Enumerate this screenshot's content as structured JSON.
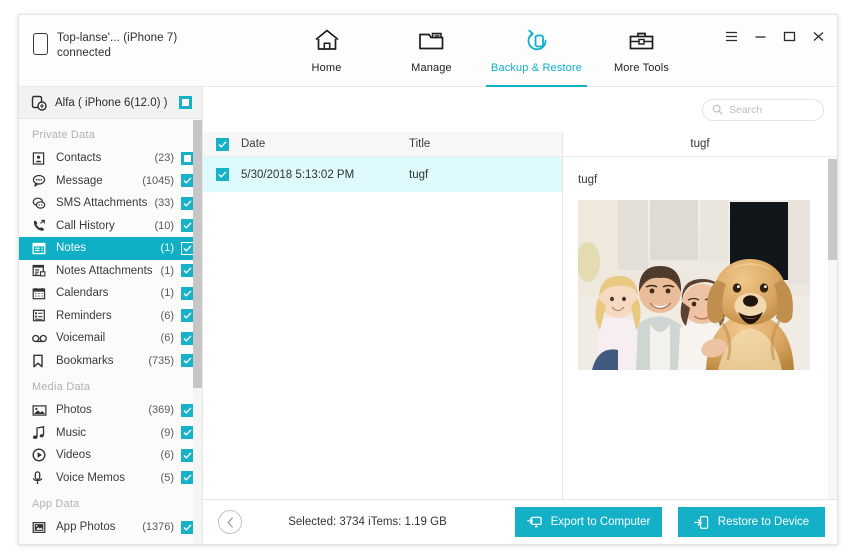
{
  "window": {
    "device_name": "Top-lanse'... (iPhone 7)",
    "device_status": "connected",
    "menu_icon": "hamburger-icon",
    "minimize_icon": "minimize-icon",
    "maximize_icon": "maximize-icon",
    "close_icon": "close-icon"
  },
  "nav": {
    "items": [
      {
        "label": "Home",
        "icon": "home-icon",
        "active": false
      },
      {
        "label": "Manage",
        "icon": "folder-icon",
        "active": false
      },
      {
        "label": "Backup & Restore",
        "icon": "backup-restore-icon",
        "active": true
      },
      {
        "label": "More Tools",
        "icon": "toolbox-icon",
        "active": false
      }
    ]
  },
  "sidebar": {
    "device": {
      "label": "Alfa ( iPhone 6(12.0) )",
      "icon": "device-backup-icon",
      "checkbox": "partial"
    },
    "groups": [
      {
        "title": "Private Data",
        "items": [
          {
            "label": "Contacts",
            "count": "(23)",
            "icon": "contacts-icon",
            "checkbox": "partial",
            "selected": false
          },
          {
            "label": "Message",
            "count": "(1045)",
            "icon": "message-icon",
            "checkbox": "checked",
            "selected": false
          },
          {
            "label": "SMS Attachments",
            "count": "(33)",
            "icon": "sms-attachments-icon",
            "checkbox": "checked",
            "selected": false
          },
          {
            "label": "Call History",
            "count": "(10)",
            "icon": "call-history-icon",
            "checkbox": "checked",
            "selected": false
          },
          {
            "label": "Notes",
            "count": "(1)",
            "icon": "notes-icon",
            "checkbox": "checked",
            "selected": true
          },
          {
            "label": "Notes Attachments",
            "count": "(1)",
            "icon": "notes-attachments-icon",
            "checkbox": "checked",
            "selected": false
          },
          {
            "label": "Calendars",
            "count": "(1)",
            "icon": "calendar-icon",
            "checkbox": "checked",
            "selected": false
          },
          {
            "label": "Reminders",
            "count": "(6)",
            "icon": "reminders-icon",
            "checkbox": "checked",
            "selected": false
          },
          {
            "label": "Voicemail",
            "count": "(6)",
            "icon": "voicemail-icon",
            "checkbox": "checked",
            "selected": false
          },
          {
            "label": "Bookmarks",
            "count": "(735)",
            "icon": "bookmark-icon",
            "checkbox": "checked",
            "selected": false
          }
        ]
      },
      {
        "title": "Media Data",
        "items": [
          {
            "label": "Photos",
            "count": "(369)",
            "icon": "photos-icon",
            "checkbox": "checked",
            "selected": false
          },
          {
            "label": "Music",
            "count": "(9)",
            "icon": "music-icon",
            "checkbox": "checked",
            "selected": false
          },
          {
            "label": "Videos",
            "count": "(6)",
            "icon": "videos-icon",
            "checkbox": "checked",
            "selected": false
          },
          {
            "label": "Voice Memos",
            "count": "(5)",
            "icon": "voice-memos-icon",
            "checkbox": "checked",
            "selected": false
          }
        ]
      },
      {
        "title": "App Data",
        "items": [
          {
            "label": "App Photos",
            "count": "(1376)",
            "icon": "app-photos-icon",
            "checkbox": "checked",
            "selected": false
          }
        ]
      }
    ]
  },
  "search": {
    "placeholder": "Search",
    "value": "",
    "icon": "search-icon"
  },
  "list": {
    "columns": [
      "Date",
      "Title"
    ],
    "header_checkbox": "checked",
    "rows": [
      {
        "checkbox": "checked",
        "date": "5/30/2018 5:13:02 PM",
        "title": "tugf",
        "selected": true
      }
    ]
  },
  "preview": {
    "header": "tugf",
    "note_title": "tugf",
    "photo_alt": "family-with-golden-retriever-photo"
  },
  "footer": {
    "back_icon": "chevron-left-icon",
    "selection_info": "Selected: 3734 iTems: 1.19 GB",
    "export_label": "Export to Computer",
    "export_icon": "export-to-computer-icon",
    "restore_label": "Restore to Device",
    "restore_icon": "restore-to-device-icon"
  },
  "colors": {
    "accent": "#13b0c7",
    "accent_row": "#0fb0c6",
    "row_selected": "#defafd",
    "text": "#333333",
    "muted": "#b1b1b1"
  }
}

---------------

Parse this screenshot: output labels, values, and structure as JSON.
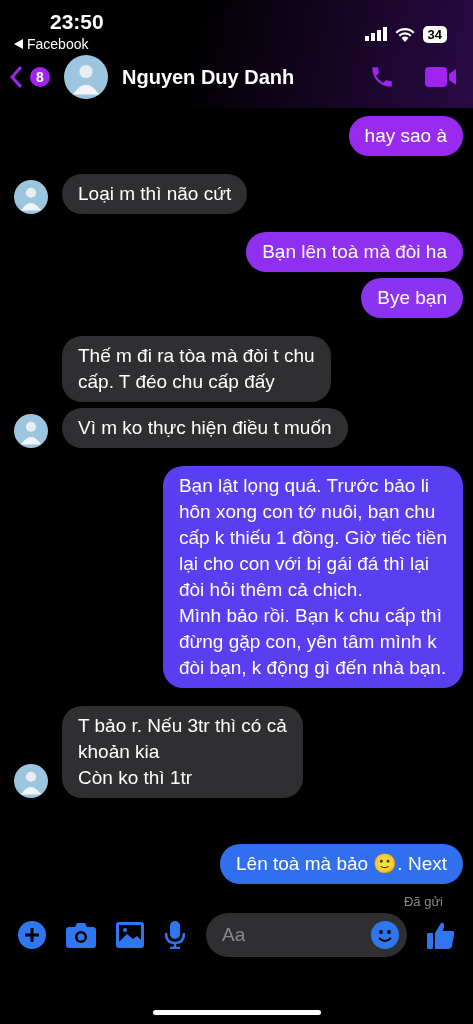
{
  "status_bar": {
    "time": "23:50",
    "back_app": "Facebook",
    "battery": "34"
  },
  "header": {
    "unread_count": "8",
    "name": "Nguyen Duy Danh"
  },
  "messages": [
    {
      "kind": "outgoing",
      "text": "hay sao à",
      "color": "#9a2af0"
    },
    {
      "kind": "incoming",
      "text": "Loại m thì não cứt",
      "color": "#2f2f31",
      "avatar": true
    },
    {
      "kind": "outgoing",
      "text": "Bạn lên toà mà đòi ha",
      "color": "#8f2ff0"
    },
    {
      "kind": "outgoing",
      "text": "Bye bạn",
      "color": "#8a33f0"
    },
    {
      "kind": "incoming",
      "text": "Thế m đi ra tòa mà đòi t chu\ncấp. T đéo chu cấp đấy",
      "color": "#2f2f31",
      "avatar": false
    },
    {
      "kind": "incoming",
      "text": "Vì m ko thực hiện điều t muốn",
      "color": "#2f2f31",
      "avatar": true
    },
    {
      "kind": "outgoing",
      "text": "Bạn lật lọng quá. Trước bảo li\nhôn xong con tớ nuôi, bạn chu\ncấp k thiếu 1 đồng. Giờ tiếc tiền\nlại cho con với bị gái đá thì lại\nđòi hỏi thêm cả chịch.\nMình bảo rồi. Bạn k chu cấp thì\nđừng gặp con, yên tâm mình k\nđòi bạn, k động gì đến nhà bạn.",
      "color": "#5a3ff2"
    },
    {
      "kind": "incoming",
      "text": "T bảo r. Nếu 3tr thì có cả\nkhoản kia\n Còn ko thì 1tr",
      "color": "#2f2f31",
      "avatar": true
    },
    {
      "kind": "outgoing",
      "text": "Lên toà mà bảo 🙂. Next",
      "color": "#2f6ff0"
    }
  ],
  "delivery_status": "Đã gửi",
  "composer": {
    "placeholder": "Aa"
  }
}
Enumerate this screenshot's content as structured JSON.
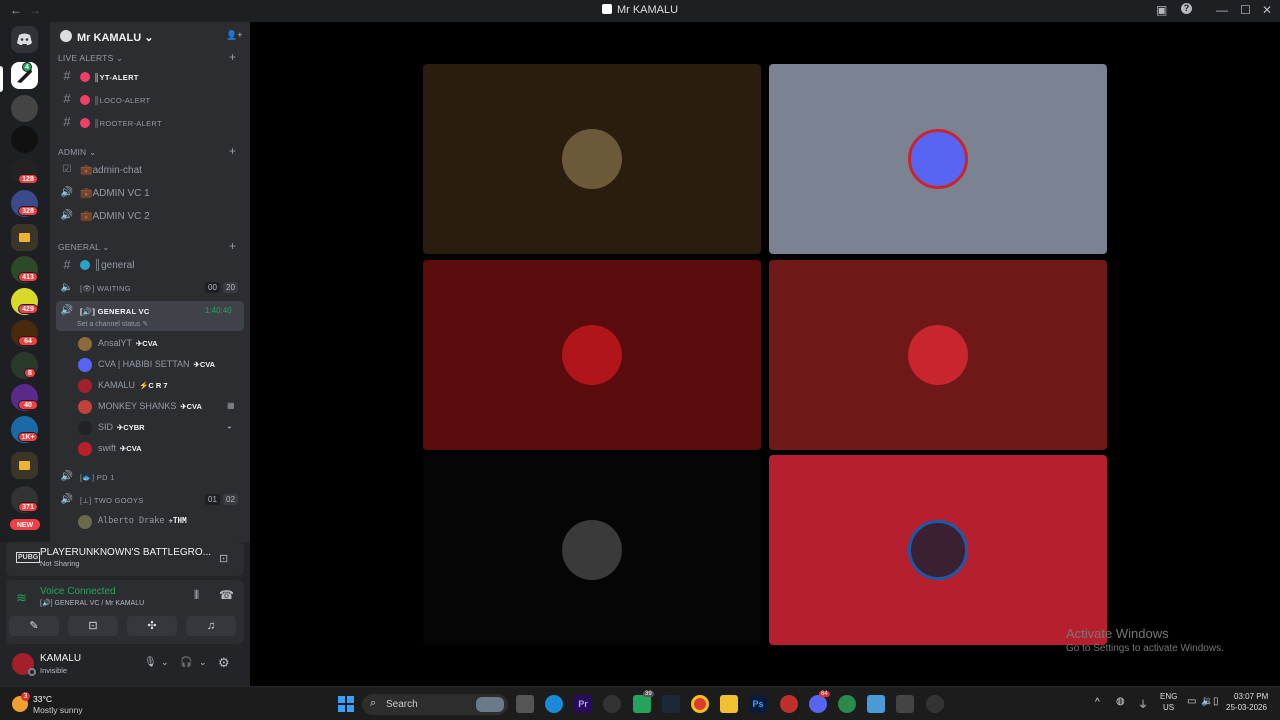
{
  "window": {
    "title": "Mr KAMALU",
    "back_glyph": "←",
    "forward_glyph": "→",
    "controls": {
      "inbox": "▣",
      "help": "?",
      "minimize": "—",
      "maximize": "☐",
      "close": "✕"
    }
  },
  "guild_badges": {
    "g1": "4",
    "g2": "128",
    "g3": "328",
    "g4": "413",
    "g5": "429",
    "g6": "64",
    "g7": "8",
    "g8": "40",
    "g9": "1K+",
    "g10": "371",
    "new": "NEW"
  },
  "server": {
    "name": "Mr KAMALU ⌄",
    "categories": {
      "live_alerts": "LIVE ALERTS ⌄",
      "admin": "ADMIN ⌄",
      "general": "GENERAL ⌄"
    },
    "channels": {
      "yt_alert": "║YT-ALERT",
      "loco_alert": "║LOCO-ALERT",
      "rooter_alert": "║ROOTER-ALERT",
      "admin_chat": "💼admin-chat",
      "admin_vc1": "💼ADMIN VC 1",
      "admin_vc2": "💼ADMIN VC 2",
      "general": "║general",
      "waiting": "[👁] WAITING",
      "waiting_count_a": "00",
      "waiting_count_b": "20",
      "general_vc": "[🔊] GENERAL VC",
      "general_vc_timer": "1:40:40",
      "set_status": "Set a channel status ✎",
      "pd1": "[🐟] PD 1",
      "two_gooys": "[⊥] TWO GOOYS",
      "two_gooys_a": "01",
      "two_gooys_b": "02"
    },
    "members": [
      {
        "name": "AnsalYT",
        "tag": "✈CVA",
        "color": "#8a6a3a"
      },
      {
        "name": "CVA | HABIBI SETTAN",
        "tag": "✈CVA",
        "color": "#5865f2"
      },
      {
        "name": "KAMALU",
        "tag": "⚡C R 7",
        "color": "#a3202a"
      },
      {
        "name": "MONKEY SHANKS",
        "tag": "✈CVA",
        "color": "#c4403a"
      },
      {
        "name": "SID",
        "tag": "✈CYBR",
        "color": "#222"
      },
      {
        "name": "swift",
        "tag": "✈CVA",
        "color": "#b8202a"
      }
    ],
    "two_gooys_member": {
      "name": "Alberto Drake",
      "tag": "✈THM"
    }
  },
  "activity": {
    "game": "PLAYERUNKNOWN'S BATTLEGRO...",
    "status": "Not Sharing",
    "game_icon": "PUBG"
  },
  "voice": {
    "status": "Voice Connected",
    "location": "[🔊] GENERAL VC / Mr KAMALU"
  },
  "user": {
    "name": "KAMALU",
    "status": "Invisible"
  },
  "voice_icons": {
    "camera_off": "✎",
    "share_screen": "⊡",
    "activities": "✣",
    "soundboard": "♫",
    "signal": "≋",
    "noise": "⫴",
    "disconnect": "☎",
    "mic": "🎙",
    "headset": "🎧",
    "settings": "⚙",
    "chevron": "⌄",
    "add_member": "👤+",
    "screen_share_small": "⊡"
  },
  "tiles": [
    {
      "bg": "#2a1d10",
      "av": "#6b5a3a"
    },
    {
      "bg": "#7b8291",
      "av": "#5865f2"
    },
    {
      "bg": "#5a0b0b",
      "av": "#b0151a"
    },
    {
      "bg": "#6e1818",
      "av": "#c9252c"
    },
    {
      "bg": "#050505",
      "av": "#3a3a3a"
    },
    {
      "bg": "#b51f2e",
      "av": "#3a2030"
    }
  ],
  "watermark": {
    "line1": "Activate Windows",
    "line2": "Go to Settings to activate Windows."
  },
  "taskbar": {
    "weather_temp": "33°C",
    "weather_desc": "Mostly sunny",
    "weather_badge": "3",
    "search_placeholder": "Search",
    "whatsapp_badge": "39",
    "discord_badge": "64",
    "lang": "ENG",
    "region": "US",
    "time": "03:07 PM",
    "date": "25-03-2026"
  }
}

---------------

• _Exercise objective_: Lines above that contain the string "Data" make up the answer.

• _Exercise solution_:
        "title": "Private Data",
        "title": "Media Data",
        "title": "App Data",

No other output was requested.